Not sure how to go about removing stains from silk? You’re not alone. Sweat stains on silk items are particularly tricky (and a bit off-putting), but you don’t want to run to the dry cleaners for every little stain and spill – especially because they can set-in stains. You can also save a lot of money and keep your silk items looking their best by removing stains from silk at home.
Silk is a gorgeous indulgence. It also is one of the fabrics we get the most questions about at The Laundress, which is why we created an eco-friendly line of stain-fighting fabric care products like the Stain Solution and the Wash & Stain Bar. Together, these two powerful cleaning solutions can tackle sweat stains on silk and more, including wine, coffee, ink, dirt, makeup, oil and more.For more tips on removing stains from silk and home cleaning ideas, check out the Clean Talk Blog and keep reading for detailed silk washing, drying, and storing instructions.
While silk is washable, the dyes are often not stable to wash.
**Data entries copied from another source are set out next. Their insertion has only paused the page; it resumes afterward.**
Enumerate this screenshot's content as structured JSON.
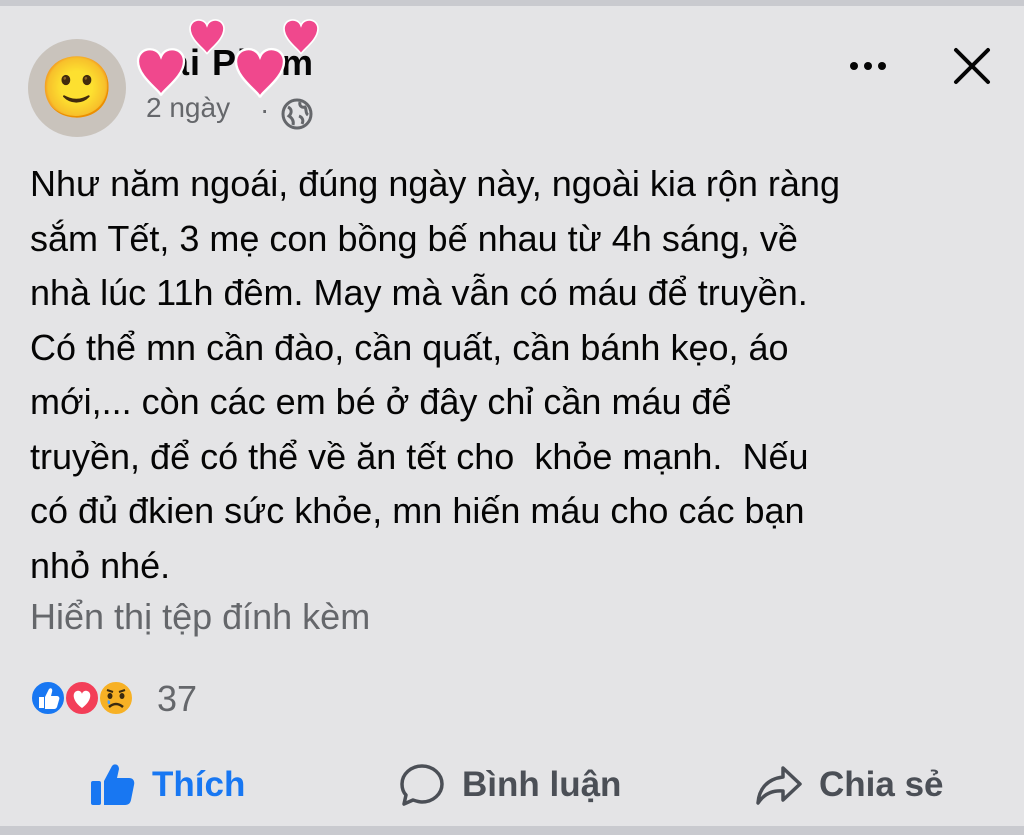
{
  "post": {
    "author": "Lai Pham",
    "time": "2 ngày",
    "separator": "·",
    "privacy_icon": "globe-icon",
    "avatar_emoji": "🙂",
    "text": "Như năm ngoái, đúng ngày này, ngoài kia rộn ràng\nsắm Tết, 3 mẹ con bồng bế nhau từ 4h sáng, về\nnhà lúc 11h đêm. May mà vẫn có máu để truyền.\nCó thể mn cần đào, cần quất, cần bánh kẹo, áo\nmới,... còn các em bé ở đây chỉ cần máu để\ntruyền, để có thể về ăn tết cho  khỏe mạnh.  Nếu\ncó đủ đkien sức khỏe, mn hiến máu cho các bạn\nnhỏ nhé.",
    "attachment_link": "Hiển thị tệp đính kèm"
  },
  "header": {
    "more_icon": "more-icon",
    "close_icon": "close-icon"
  },
  "reactions": {
    "icons": [
      "like-reaction-icon",
      "love-reaction-icon",
      "sad-reaction-icon"
    ],
    "count": "37"
  },
  "actions": {
    "like_label": "Thích",
    "comment_label": "Bình luận",
    "share_label": "Chia sẻ"
  },
  "colors": {
    "background": "#e4e4e6",
    "text": "#050505",
    "secondary_text": "#65676b",
    "accent_blue": "#1877f2",
    "love_red": "#f33e58",
    "sad_yellow": "#f7b125",
    "sticker_pink": "#f0488d"
  }
}
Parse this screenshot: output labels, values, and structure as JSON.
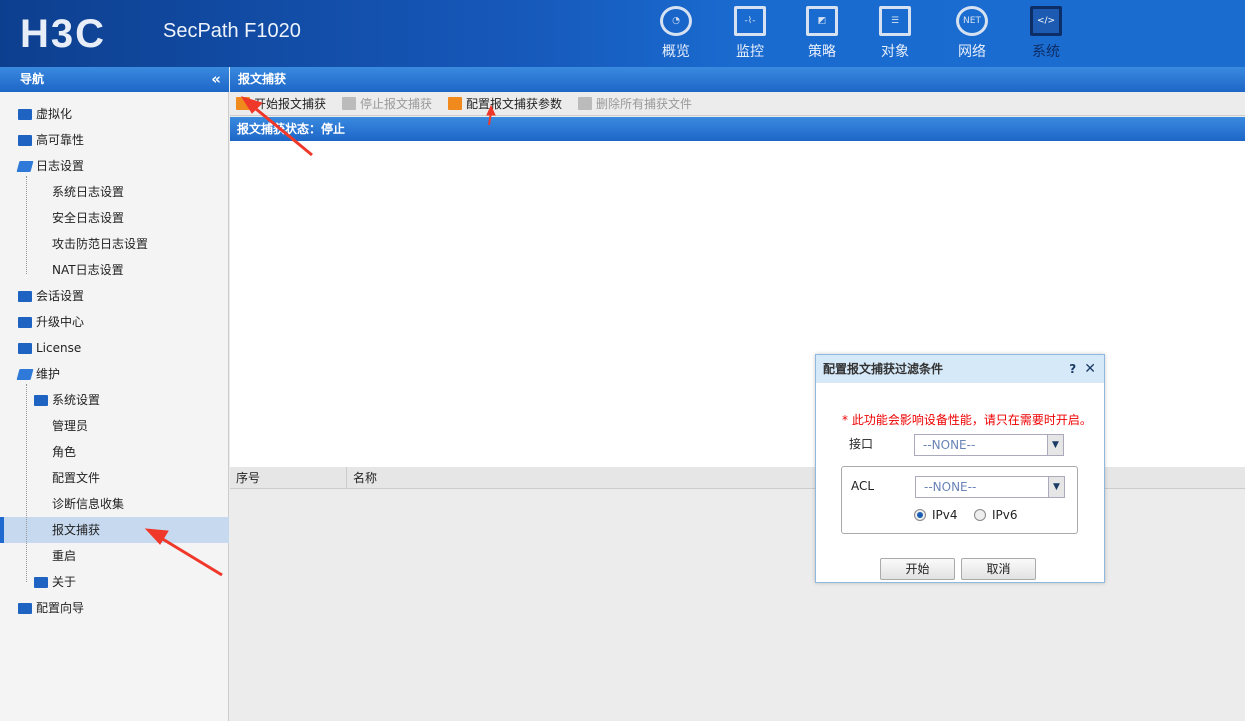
{
  "header": {
    "logo": "H3C",
    "product": "SecPath F1020",
    "nav": [
      {
        "label": "概览",
        "icon": "dashboard-gauge-icon"
      },
      {
        "label": "监控",
        "icon": "monitor-icon"
      },
      {
        "label": "策略",
        "icon": "shield-icon"
      },
      {
        "label": "对象",
        "icon": "server-stack-icon"
      },
      {
        "label": "网络",
        "icon": "internet-globe-icon"
      },
      {
        "label": "系统",
        "icon": "code-window-icon",
        "active": true
      }
    ]
  },
  "sidebar": {
    "title": "导航",
    "collapse": "«",
    "items": [
      {
        "label": "虚拟化",
        "level": 0,
        "type": "folder"
      },
      {
        "label": "高可靠性",
        "level": 0,
        "type": "folder"
      },
      {
        "label": "日志设置",
        "level": 0,
        "type": "folder-open"
      },
      {
        "label": "系统日志设置",
        "level": 1,
        "type": "leaf"
      },
      {
        "label": "安全日志设置",
        "level": 1,
        "type": "leaf"
      },
      {
        "label": "攻击防范日志设置",
        "level": 1,
        "type": "leaf"
      },
      {
        "label": "NAT日志设置",
        "level": 1,
        "type": "leaf"
      },
      {
        "label": "会话设置",
        "level": 0,
        "type": "folder"
      },
      {
        "label": "升级中心",
        "level": 0,
        "type": "folder"
      },
      {
        "label": "License",
        "level": 0,
        "type": "folder"
      },
      {
        "label": "维护",
        "level": 0,
        "type": "folder-open"
      },
      {
        "label": "系统设置",
        "level": 1,
        "type": "folder"
      },
      {
        "label": "管理员",
        "level": 1,
        "type": "leaf"
      },
      {
        "label": "角色",
        "level": 1,
        "type": "leaf"
      },
      {
        "label": "配置文件",
        "level": 1,
        "type": "leaf"
      },
      {
        "label": "诊断信息收集",
        "level": 1,
        "type": "leaf"
      },
      {
        "label": "报文捕获",
        "level": 1,
        "type": "leaf",
        "selected": true
      },
      {
        "label": "重启",
        "level": 1,
        "type": "leaf"
      },
      {
        "label": "关于",
        "level": 1,
        "type": "folder"
      },
      {
        "label": "配置向导",
        "level": 0,
        "type": "folder"
      }
    ]
  },
  "main": {
    "title": "报文捕获",
    "toolbar": [
      {
        "label": "开始报文捕获",
        "enabled": true
      },
      {
        "label": "停止报文捕获",
        "enabled": false
      },
      {
        "label": "配置报文捕获参数",
        "enabled": true
      },
      {
        "label": "删除所有捕获文件",
        "enabled": false
      }
    ],
    "status": "报文捕获状态：停止",
    "columns": [
      "序号",
      "名称"
    ]
  },
  "dialog": {
    "title": "配置报文捕获过滤条件",
    "help": "?",
    "close": "✕",
    "warning": "* 此功能会影响设备性能，请只在需要时开启。",
    "interface_label": "接口",
    "interface_value": "--NONE--",
    "acl_label": "ACL",
    "acl_value": "--NONE--",
    "ipv4": "IPv4",
    "ipv6": "IPv6",
    "selected_ip": "IPv4",
    "start": "开始",
    "cancel": "取消"
  },
  "colors": {
    "header": "#1a6bd0",
    "accent": "#1e6ad0",
    "warning": "#e00000",
    "annotation_arrow": "#f0382a"
  }
}
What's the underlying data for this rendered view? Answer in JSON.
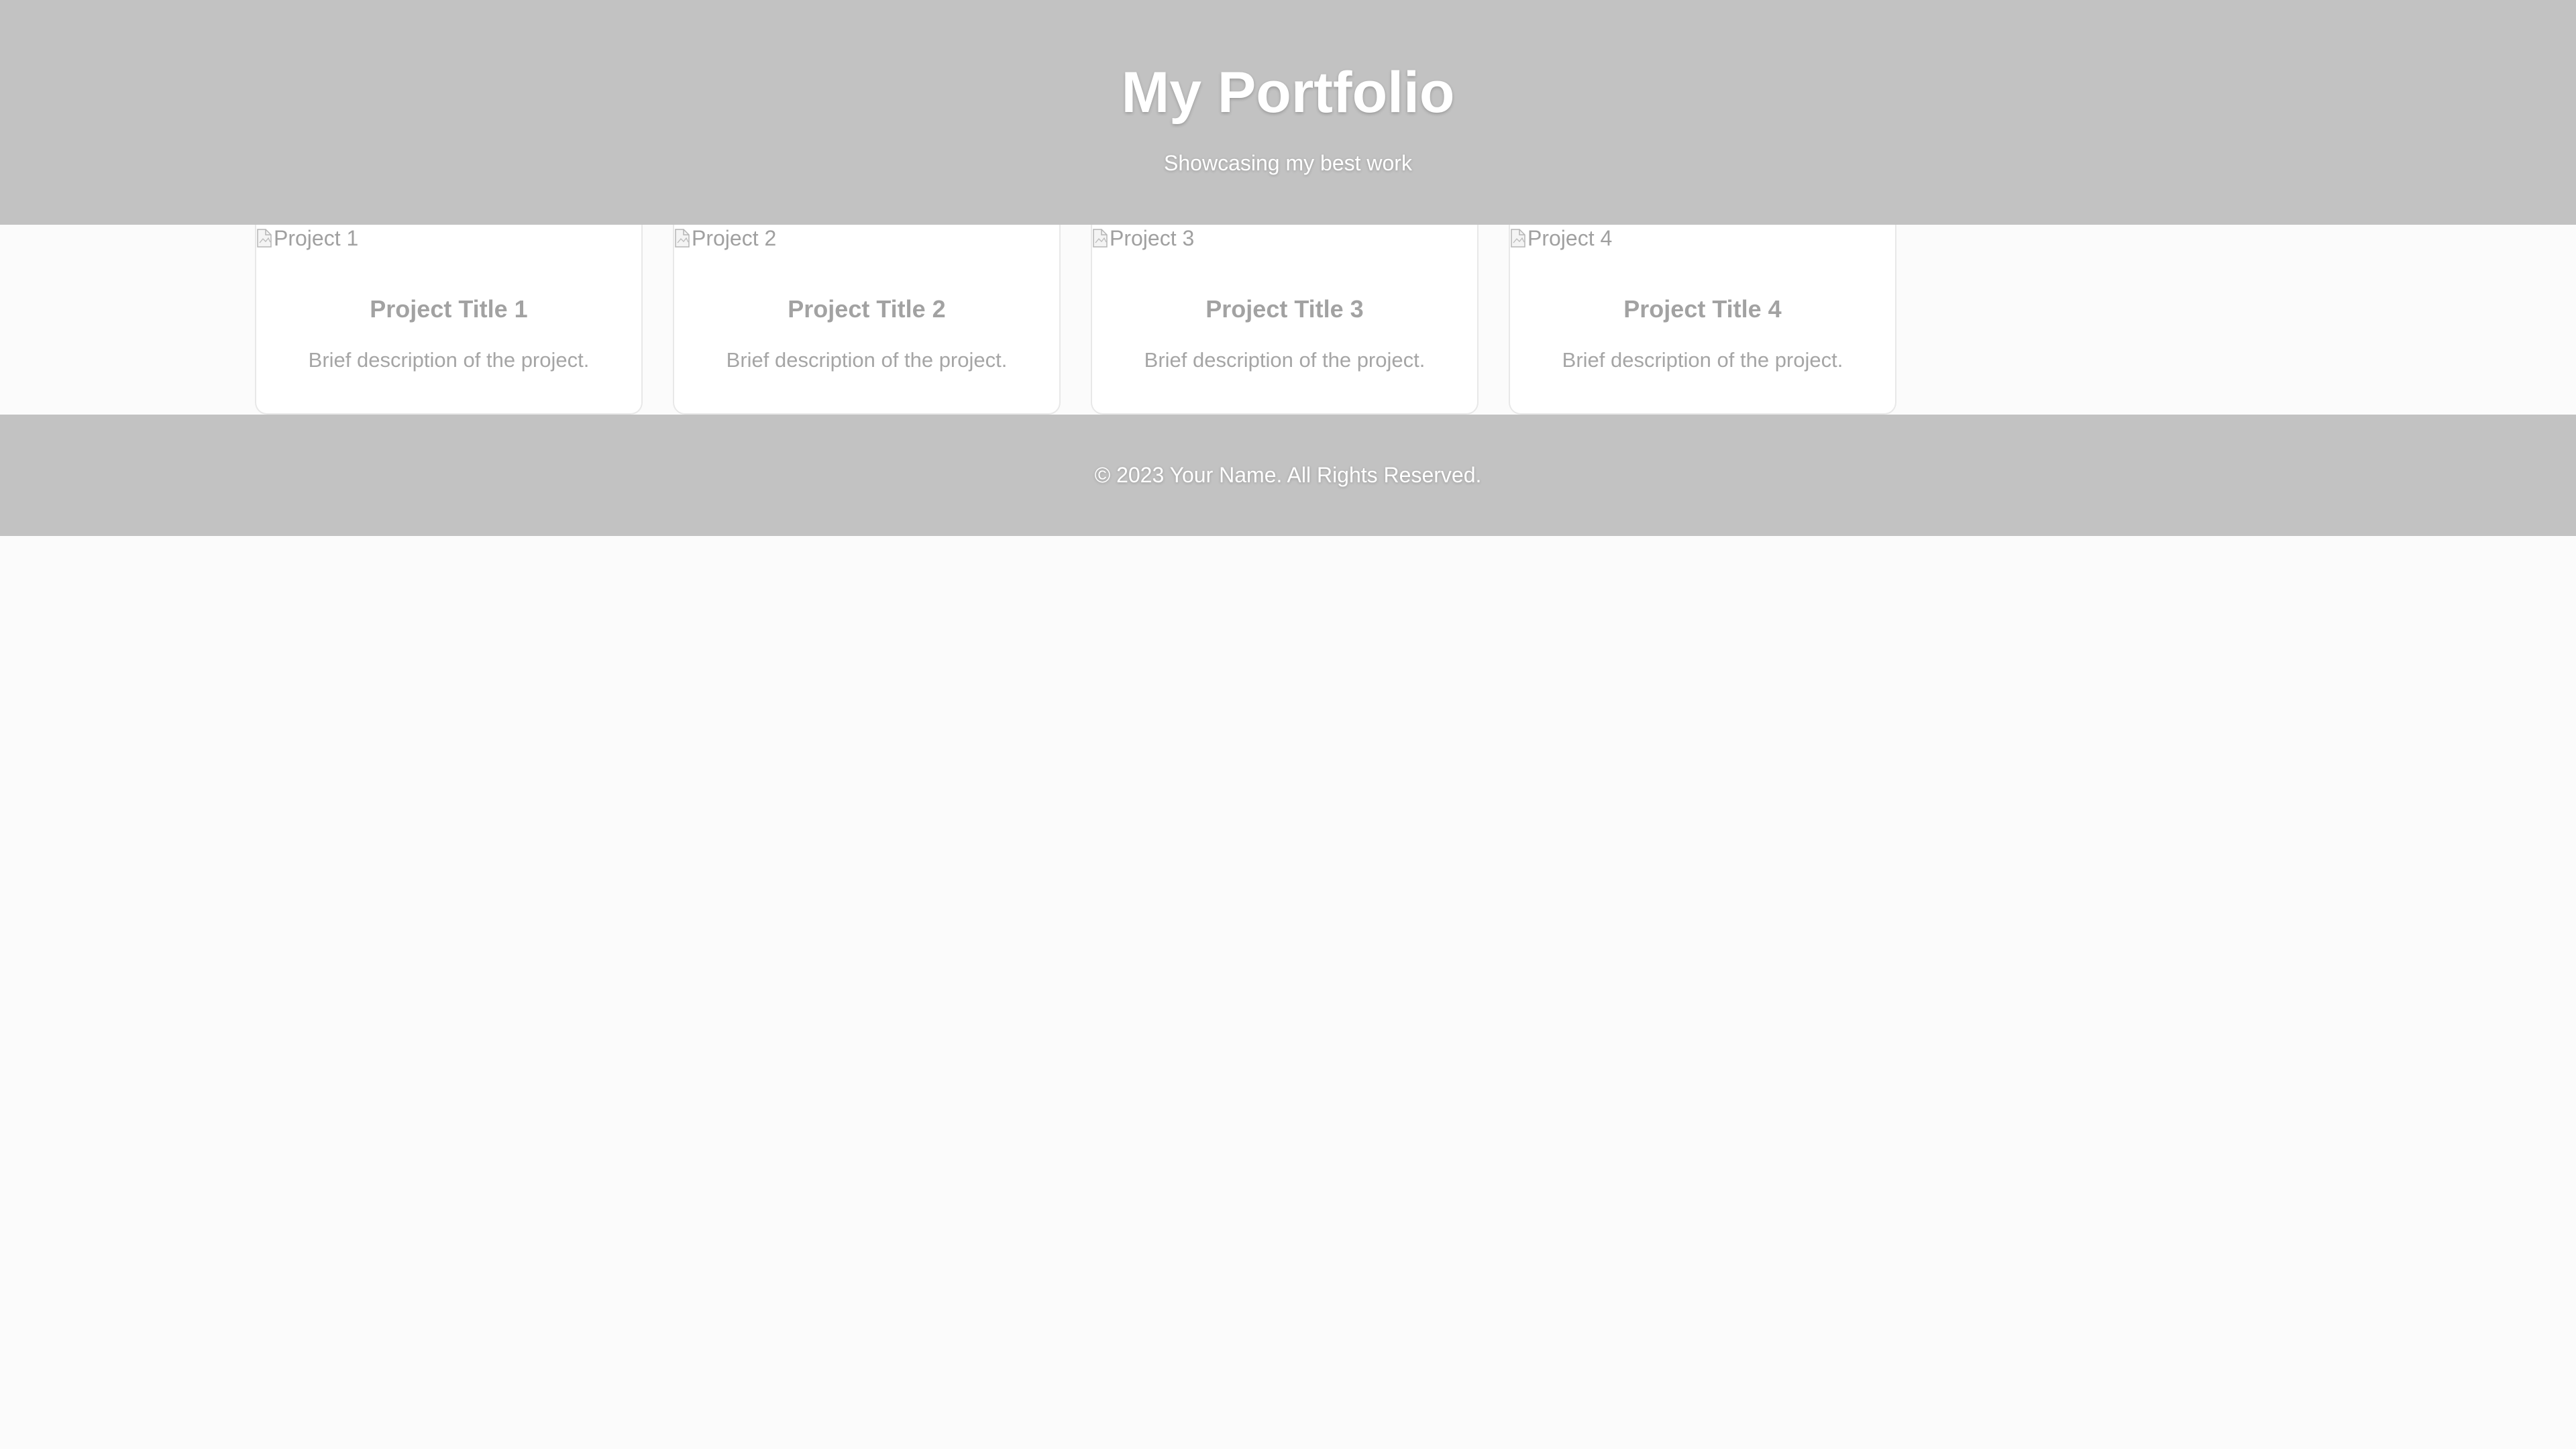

If color-blocked or printed, test for color bleeding to ensure best results.
Silk can also have finishes that may be removed with washing; for example, a smooth hand may become pebbled. Perform a water test to ensure best results.
Handwashing is always the best and safest method for washing silk.
To remove odor from a silk item, soak it lukewarm water mixed with a ¼ cup of Scented Vinegar prior to washing.
To wash silk add 2 capfuls or a squirt of Delicate Wash to a washbasin or sink filled with cool water. Submerge the item and gently agitate the water with your hands to evenly distribute soap. Soak for up to 30 minutes.
Rinse well by running cool water through the item until the water is no longer soapy.
Do not wring. Instead, press the water out of the item.
Lay the item flat in its natural shape on a drying rack or hang to dry. Do not put it in the dryer!
Most silk items will be wrinkled after laundering. We recommend steaming to remove wrinkles and rejuvenate the natural luster after washing.
If ironing, use the lowest temperature setting and iron on the wrong side of the fabric (with the garment inside out). A pressing cloth between the iron and item will be safest.
To freshen items between wearings, spritz with Delicate Spray.
A silk item such as a skirt or dress can be hung on a hanger; however, be mindful of clips because they can leave marks on the material.
Always store items clean.
We recommend storing in a breathable cotton Hanging Storage Bag to protect from pests, dust, and yellowing.
Storing in plastic encourages yellowing and can trap mildew-causing moisture, a prime environment for bugs.
All techniques are based on textile science. Not all garments perform and react as science would predict.